We all love a good story of how opposites attract. But what if it wasn’t just opposing personalities at play? Could you really have a relationship with someone from a different class, different culture, even a different generation?
In Nick Hornby’s latest novel Just Like You, the political becomes personal as Brexit plays out in the background. Lucy is a white, middle-class, divorced English teacher in her forties with two children, who’s clearly voting to remain in the EU. Joseph is twenty-two, black, works a number of odd jobs (DJ, babysitter, football coach, butcher, among others), and honestly couldn’t care less either way.
“When unhappy and dissatisfied people met somebody else and then somebody else and somebody else again, you could be forgiven for wondering whether the unhappiness and dissatisfaction were incurable.”
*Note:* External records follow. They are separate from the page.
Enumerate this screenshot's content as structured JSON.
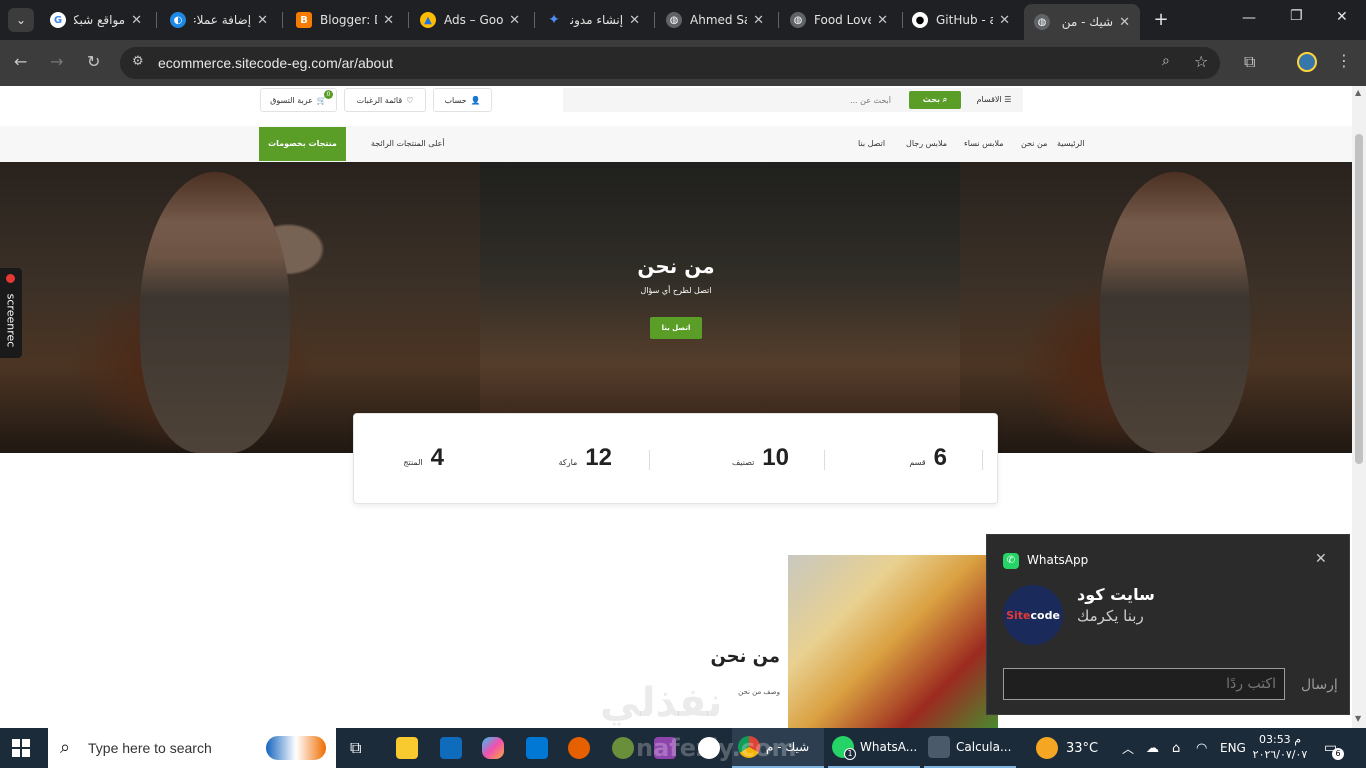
{
  "browser": {
    "tabs": [
      {
        "title": "مواقع شبكة",
        "icon": "google-icon",
        "color": "#4285f4"
      },
      {
        "title": "إضافة عملاء",
        "icon": "blue-app-icon",
        "color": "#1e88e5"
      },
      {
        "title": "Blogger: Dashboard",
        "icon": "blogger-icon",
        "color": "#f57c00"
      },
      {
        "title": "Ads – Google",
        "icon": "google-ads-icon",
        "color": "#fbbc04"
      },
      {
        "title": "إنشاء مدونة",
        "icon": "gemini-icon",
        "color": "#4f8ef7"
      },
      {
        "title": "Ahmed Saber",
        "icon": "globe-icon",
        "color": "#9aa0a6"
      },
      {
        "title": "Food Lover",
        "icon": "globe-icon",
        "color": "#9aa0a6"
      },
      {
        "title": "GitHub - ahmed",
        "icon": "github-icon",
        "color": "#ffffff"
      },
      {
        "title": "شيك - من",
        "icon": "globe-icon",
        "color": "#9aa0a6"
      }
    ],
    "url": "ecommerce.sitecode-eg.com/ar/about"
  },
  "site": {
    "header": {
      "cart_label": "عربة التسوق",
      "cart_count": "0",
      "wishlist_label": "قائمة الرغبات",
      "account_label": "حساب",
      "search_placeholder": "أبحث عن ...",
      "search_button": "بحث",
      "categories_label": "الاقسام"
    },
    "nav": {
      "home": "الرئيسية",
      "about": "من نحن",
      "women": "ملابس نساء",
      "men": "ملابس رجال",
      "contact": "اتصل بنا",
      "bestsellers": "أعلى المنتجات الرائجة",
      "offers": "منتجات بخصومات"
    },
    "hero": {
      "title": "من نحن",
      "subtitle": "اتصل لطرح أي سؤال",
      "button": "اتصل بنا"
    },
    "stats": [
      {
        "number": "6",
        "label": "قسم"
      },
      {
        "number": "10",
        "label": "تصنيف"
      },
      {
        "number": "12",
        "label": "ماركة"
      },
      {
        "number": "4",
        "label": "المنتج"
      }
    ],
    "about": {
      "title": "من نحن",
      "desc": "وصف من نحن"
    },
    "watermark": "نفذلي"
  },
  "side_widget": {
    "label": "screenrec"
  },
  "notification": {
    "app": "WhatsApp",
    "sender": "سايت كود",
    "message": "ربنا يكرمك",
    "reply_placeholder": "اكتب ردًا",
    "send_label": "إرسال"
  },
  "taskbar": {
    "search_placeholder": "Type here to search",
    "open_apps": [
      {
        "label": "شيك - م",
        "icon": "chrome-icon"
      },
      {
        "label": "WhatsA...",
        "icon": "whatsapp-icon"
      },
      {
        "label": "Calcula...",
        "icon": "calculator-icon"
      }
    ],
    "weather": "33°C",
    "lang": "ENG",
    "time": "03:53 م",
    "date": "٢٠٢٦/٠٧/٠٧",
    "notif_count": "6",
    "whatsapp_badge": "1",
    "watermark": "nafezly.com"
  }
}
Most of the characters in Just Like You are patently unhappy, dealing with unsatisfactory marriages, messy divorces, and lackluster short-term flings. After a few chapters of will-they-won’t-they, Lucy and Joseph end up together, and are seemingly happy, for a time. They balance each other out in fundamental, if somewhat predictable ways—Lucy grounds Joseph and gives him a sense of purpose, and Joseph helps Lucy lighten up. Under the surface though, they both struggle to imagine a future when both their pasts and presents seem so incompatible. Even the little things—such as Lucy being too eager to hear Joseph’s music, which embarrasses him—become wedges in their relationship. Can two people who are so different really make it work? Is love enough to overcome differences in social, economic, and political standing? Hornby doesn’t provide a clear answer, but weaves a cautious optimism through Lucy and Joseph’s relationship.
“Maybe there was no future in it, but there was a present, and that’s what life consists of.”
It’s a refreshing take on the ‘us against the world’ trope, using Brexit as a divide. (As a side note, so much has happened since 2016 that the context of Brexit feels almost dated, even though it’s been barely five years.)
When Hornby is at his best (High Fidelity, About A Boy), characters and relationships are fully realized, and the whining and pining is enjoyable. Just Like You is a short, charming read that has some hints of that trademark style.